While it may hardly be politically correct to say so, there is a fact that is much more important: over 80 percent of paedophiles are homosexuals, that is, males who abuse other males. And – again citing Jenkins – over 90 percent of Catholic priests convicted for sexually abusing minors have been homosexual. If a problem has sprung up in the Catholic Church, it is not due to celibacy but to a certain tolerance of homosexuality in seminaries, particularly in the 1970s, when most of the priests later convicted for the abuses were ordained. This is a problem that Benedict XVI is rigorously correcting. More generally, a return to moral principles, to ascetical discipline, to meditating on the true greatness of the priesthood are the antidotes to the real tragedy of paedophilia. The Year of the Priest must also help.

Compared to 2006, when the BBC broadcast a trash-documentary featuring the Irish parliamentarian and homosexual activist Colm O'Gorman, and to 2007, when the Italian media personality Santoro broadcast an Italian version on his program Annozero, there is little new -- except for increased severity and vigilance in the Church. The painful cases of recent weeks have not been invented, but they go back 20 or even 30 years.

However, perhaps, there is something new.

Why are old and very often well-known cases being exhumed in 2010 on a daily basis, always attacking the Pope? This is paradoxical if one considers the great severity of then Cardinal Ratzinger and of Benedict XVI on this very theme. The moral entrepreneurs who organise the panic have an agenda which is increasingly clear and which is not essentially the protection of children. This is a time when political, juridical and even electoral decisions in Europe and elsewhere are being made about the abortion pill RU-486, euthanasia, the recognition of same sex unions. Only the voice of the Pope and the Church is being raised to defend life and the family. The reading of certain articles in the media shows that very powerful lobby groups are seeking to silence this voice with the worst possible defamation -- and unfortunately an easy one to make -- that of favouring or tolerating paedophilia.

These more or less Masonic lobby groups show the sinister power of technocracy which was raised by Benedict XVI himself in his encyclical Caritas in veritate and in the denunciation of John Paul II, in his Message for the World Day of Peace of 1985. They warned of "hidden aims" – alongside others which are "openly promoted" which are "directed at subjecting all populations to regimes in which God does not count".

This is truly a dark hour. It takes one back to the prediction of a great Italian Catholic thinker of the 19th century, Emiliano Avogadro della Motta (1798-1865). He predicted that after the devastation caused by secular ideologies an authentic "demon worship" would spring up which would attack the family and the true concept of marriage.
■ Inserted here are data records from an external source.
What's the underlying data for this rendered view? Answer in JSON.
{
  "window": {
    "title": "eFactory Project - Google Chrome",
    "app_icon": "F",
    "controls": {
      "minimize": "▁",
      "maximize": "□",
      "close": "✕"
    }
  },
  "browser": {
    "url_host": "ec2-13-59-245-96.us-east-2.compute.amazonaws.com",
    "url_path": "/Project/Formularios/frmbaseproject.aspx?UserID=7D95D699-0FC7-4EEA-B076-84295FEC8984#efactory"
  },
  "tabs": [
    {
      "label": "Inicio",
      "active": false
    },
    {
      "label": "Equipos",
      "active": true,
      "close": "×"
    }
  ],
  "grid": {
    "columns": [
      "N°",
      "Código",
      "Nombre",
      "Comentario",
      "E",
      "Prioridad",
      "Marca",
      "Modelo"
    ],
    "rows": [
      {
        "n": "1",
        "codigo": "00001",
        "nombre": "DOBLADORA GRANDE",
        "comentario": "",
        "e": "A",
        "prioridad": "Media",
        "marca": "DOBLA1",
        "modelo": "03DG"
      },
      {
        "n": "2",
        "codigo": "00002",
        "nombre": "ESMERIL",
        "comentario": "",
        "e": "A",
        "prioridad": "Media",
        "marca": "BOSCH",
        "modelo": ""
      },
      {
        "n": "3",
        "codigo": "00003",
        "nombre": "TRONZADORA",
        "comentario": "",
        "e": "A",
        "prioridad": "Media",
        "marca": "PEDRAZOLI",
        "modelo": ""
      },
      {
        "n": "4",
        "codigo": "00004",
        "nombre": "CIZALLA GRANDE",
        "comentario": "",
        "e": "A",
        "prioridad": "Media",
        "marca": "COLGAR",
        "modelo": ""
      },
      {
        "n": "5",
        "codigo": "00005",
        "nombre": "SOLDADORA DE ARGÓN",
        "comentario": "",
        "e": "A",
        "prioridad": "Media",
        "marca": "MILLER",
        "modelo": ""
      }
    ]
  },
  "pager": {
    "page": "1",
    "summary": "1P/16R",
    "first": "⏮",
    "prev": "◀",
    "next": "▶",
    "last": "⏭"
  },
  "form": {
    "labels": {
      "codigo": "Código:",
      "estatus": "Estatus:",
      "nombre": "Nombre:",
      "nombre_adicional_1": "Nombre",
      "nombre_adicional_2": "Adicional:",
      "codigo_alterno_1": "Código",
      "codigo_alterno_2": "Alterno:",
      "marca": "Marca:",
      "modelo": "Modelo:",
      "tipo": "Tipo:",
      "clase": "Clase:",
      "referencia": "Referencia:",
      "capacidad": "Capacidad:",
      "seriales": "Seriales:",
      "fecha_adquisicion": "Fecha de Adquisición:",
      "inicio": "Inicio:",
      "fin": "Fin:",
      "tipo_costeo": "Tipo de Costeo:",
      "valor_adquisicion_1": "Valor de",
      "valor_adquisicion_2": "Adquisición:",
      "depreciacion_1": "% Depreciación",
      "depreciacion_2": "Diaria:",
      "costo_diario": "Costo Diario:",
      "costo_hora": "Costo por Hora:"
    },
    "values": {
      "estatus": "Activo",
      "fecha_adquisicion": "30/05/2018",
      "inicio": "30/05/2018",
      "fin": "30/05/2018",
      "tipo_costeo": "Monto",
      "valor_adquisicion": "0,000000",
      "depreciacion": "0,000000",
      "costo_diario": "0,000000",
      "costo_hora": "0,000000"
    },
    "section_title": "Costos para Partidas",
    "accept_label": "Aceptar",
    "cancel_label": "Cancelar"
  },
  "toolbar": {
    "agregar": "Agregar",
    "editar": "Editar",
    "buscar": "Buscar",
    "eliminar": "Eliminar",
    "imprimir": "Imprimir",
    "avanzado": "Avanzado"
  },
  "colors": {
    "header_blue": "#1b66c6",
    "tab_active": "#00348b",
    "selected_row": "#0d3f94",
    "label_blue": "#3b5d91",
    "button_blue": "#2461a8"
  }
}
Reestablishing the sociological truth about moral panics over priests and paedophilia will not of itself resolve the problems and will not stop the lobby groups. But it is a small and proper tribute to the greatness of this Pope and to a Church which is wounded and defamed because they will not be silent on the issues of life and the family.

Massimo Introvigne is an Italian sociologist of religion. He is the founder and managing director of the Center for Studies on New Religions (CESNUR). This article from the CESNUR website has been reprinted and translated with permission.

 










Copyright © Massimo Introvigne . Published by MercatorNet.com. You may download and print extracts from this article for your own personal and non-commercial use only. Contact us if you wish to discuss republication.

comments powered by Disqus
Follow MercatorNet
Facebook
Twitter
Newsletters
Sections and Blogs
Harambee
PopCorn
Conjugality
Careful!
Family Edge
Sheila Reports
Reading Matters
Demography Is Destiny
Bioedge
Conniptions (the editorial)
Connecting
Information
our ideals
our People
our contributors
Mercator who?
partner sites
audited accounts
donate
advice for writers
New Media Foundation
Suite 12A, Level 2
5 George Street
North Strathfield NSW 2137
Australia

editor@mercatornet.com
+61 2 8005 8605
skype: mercatornet

© New Media Foundation 2014 | powered by Encyclomedia | designed by Elleston